A job is the progress a customer seeks in a particular context
Knowing more and more about customers is taking us in the wrong direction. What we need to focus on is the progress that the customer is trying to make in a given circumstance — what the customer hopes to accomplish. This is the job to be done.
When we buy a product, we “hire” it to help us do a job. If it does the job well, the next time we’re confronted with the same job, we hire that product again. If it does a poor job this time, we “fire” it and look for an alternative.
The 2 Assumptions
When you decide to adopt a Jobs to be Done approach, you work with simple assumptions that drive decision-making.
Customers buy a product to perform a specific task
A passenger doesn’t want a ride in a taxi, he wants to reach a place.
A construction worker doesn’t want to push a wheelbarrow, he wants to move material from here to there.
An accountant doesn’t want a computer program, she wants an easy method to calculate tax.
Tasks become the job to be done.
Tasks are the heart of strategies and innovations
Our products evolve over time, but the jobs to be done remain.
If the customer’s needs are always initially conceived as the JTBD, they remain stable and valid for longer periods. Companies can remain focused on outcome-driven innovation.
Jobs To Be Done Example
Imagine you have just taken a photograph, there are numerous potential jobs now
1) Capture this moment privately between two people, so we can look back on it fondly in years to come.
2) Embarrass a friend in front of another friend.
3) Get this photo backed up online, so I can point others to it.
4) Get a copy of this photo to my grandmother who doesn’t use computers.
5) Make this look cool and interesting. Like me. And then share it.
6) Get this edited and into my portfolio so people consider hiring me for future engagements.
In this case the products you could hire are Facebook, iPhoto, Instagram, Flickr. When you think about how many of these apps you use, you realise the job is the distinction here, not you.
Focusing on the job rather than the persona helps highlight how features like red-eye reduction, multiple photo sizes, or filter effects are only useful for certain jobs
Desired Outcome Statement
|Direction Of |
|Metric||Object Of Control|
|Minimise||Time it takes||Songs|
Listening to music
Example “Hiring” an iPod
The user experience is tailored to do the job of helping you feel motivated when you go running. The iPod is smaller than a CD player, easier to use, and it allows you to have more than one CDs worth of songs on your playlist. You don’t have to listen to the same music over and over again or change a CD.

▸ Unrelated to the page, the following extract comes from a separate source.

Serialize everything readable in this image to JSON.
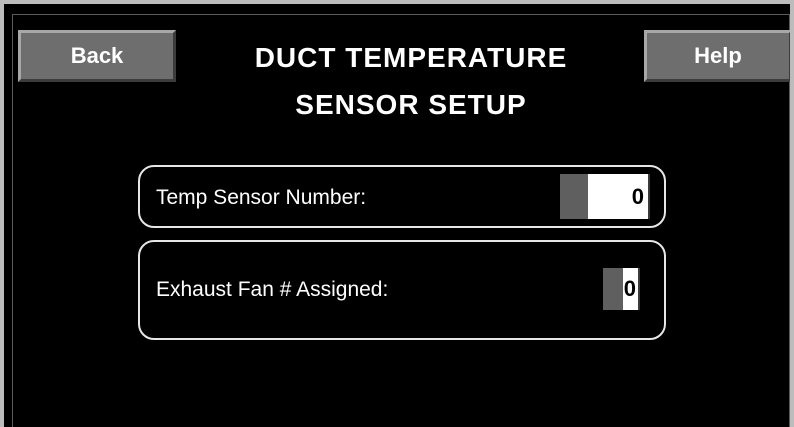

Feature: 5 GB Storage
Benefit: 1,000 songs your pocket
Context: When you go running
Job to be done: You want to motivate yourself with music
System of Progress
All customers journey through the same System of Progress
According to JTBD theory, the journey for progress includes four touch-points:
The customer imagines a better life solution — a “new me”
The customer searches for and chooses a solution
The customer uses the solution in order to start making progress
The customer realises the “new me”
Forces of Progress
Anxiety force reduces progress. There are 2 types of anxieties for customer jobs:
- Anxiety in Choice (I will choose the wrong product)
- Anxiety in Use (the product won’t work the way I expect)
Inertia force reduces progress – a tendency to do nothing or remain unchanged.
There are two types of inertia’s for customer jobs:
- Habits in Choice (I will choose products that I always have)
- Habits in Use (I will use products that I always have)
Push force improves progress
It is signified by a need to change. There are both internal (e.g. motivation for progress) and external (e.g. life forcing someone to change) pushes.
Pull force improves progress and it is signified by an aspiration or ideal that someone is in pursuit of (e.g. a better life).